(Provided records begins)
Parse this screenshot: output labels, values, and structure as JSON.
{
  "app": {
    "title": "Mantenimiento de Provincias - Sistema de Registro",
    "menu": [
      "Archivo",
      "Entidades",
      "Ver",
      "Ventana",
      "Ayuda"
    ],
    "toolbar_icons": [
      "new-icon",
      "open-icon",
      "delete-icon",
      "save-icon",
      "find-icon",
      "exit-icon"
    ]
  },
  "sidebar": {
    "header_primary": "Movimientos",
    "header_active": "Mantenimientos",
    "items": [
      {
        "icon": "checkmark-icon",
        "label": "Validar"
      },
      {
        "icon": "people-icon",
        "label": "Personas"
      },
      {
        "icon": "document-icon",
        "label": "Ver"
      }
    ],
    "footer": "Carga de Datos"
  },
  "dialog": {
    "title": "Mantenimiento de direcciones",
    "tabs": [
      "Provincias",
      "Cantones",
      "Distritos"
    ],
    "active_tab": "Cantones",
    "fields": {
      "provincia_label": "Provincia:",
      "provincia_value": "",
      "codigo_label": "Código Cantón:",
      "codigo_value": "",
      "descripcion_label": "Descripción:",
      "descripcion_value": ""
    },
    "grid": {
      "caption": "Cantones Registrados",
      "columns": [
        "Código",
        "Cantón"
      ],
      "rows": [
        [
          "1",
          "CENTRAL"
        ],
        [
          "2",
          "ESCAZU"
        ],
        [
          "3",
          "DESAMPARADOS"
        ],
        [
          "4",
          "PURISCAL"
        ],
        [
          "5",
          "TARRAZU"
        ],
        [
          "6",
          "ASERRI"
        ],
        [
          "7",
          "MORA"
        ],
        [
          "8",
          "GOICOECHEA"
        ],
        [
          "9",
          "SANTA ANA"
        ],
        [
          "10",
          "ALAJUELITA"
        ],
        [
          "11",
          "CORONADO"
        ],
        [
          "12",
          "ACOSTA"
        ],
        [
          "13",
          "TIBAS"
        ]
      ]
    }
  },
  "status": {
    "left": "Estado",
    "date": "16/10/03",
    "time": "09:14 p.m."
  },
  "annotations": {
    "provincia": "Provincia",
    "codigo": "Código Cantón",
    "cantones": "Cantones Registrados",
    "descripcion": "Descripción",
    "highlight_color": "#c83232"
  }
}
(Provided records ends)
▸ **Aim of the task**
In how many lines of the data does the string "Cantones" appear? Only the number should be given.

▸ **Result for this exercise**
4